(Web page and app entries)

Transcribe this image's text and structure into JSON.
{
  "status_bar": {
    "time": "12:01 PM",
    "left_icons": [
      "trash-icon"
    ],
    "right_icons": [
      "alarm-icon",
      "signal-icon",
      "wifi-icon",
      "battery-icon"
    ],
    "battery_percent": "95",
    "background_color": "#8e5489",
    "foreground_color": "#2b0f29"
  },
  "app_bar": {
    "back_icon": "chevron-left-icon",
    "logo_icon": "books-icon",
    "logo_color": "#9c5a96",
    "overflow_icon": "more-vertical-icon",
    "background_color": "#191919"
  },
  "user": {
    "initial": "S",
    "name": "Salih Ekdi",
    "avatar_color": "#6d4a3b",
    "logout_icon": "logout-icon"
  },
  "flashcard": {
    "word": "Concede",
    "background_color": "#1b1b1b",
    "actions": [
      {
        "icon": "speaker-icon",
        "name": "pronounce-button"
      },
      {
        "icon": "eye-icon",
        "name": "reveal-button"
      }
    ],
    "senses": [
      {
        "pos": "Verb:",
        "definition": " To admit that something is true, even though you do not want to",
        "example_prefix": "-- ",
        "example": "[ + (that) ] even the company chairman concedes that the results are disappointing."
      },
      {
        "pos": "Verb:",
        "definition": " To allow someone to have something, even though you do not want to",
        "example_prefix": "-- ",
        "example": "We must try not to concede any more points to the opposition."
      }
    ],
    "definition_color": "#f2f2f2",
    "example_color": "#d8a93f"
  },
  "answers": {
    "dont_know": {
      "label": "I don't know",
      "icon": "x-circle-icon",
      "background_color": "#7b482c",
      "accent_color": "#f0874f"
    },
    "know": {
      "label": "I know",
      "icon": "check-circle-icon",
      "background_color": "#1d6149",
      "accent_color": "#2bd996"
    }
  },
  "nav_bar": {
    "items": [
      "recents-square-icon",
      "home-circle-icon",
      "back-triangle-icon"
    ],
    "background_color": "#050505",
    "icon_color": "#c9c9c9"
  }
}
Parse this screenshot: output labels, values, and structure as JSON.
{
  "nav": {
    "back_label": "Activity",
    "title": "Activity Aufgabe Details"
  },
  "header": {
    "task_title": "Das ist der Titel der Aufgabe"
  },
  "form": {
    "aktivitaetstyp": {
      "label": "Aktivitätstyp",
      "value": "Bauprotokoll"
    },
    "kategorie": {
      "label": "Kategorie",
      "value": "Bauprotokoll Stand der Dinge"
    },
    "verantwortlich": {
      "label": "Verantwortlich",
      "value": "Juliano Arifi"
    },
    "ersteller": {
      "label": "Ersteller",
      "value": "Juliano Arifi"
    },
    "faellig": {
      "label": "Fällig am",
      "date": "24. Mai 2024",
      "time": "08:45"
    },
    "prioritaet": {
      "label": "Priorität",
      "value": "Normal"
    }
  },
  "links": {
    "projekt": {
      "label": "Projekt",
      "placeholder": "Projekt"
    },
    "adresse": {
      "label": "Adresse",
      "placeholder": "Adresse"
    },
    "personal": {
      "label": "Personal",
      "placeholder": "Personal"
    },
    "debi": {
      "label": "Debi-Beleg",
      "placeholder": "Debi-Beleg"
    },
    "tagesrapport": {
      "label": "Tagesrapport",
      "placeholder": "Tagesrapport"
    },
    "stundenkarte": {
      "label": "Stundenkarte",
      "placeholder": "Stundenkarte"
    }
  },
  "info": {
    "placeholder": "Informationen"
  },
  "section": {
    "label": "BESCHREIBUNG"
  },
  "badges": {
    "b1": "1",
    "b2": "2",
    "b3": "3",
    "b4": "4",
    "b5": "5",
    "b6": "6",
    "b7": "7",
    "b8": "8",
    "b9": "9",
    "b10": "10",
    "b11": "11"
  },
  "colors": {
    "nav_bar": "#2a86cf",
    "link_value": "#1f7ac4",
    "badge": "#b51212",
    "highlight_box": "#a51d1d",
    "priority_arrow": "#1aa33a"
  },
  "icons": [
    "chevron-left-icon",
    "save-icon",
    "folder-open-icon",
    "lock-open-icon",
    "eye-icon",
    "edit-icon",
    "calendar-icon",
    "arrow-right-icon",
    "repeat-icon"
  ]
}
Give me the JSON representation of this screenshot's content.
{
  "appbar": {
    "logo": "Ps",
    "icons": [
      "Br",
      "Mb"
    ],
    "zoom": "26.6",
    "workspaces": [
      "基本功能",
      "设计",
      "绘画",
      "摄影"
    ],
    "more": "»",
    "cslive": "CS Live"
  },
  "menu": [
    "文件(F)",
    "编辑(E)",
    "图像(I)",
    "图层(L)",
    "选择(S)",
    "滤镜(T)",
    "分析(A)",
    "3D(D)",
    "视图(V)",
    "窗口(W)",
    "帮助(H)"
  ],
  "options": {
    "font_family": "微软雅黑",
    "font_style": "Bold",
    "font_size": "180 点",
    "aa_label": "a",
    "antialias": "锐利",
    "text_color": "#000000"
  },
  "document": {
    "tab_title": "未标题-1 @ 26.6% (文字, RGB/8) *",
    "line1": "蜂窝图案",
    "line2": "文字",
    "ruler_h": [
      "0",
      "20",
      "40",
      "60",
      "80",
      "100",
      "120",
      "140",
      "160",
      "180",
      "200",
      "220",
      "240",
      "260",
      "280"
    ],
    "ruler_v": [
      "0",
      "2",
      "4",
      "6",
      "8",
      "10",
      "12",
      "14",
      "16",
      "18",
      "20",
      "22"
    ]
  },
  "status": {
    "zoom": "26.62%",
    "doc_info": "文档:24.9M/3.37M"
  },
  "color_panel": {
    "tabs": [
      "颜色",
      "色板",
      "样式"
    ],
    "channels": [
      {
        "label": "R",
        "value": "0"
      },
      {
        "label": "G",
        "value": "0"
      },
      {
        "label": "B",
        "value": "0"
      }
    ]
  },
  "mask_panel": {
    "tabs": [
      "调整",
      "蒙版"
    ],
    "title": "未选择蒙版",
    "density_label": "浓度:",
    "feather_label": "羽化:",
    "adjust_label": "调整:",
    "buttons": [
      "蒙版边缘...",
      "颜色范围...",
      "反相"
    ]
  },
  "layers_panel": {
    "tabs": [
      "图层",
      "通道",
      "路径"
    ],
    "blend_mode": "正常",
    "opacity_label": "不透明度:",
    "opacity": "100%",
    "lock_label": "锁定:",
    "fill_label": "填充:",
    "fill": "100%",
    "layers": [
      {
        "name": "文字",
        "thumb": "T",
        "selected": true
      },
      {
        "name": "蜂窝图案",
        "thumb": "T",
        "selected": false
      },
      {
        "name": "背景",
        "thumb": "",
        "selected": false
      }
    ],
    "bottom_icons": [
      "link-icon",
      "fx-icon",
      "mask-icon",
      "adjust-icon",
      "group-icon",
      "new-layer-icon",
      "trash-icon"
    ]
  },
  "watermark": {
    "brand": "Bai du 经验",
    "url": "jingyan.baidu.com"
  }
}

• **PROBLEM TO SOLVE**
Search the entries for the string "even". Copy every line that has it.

• **ANSWER TO THIS EXERCISE**
        "definition": " To admit that something is true, even though you do not want to",
        "example": "[ + (that) ] even the company chairman concedes that the results are disappointing."
        "definition": " To allow someone to have something, even though you do not want to",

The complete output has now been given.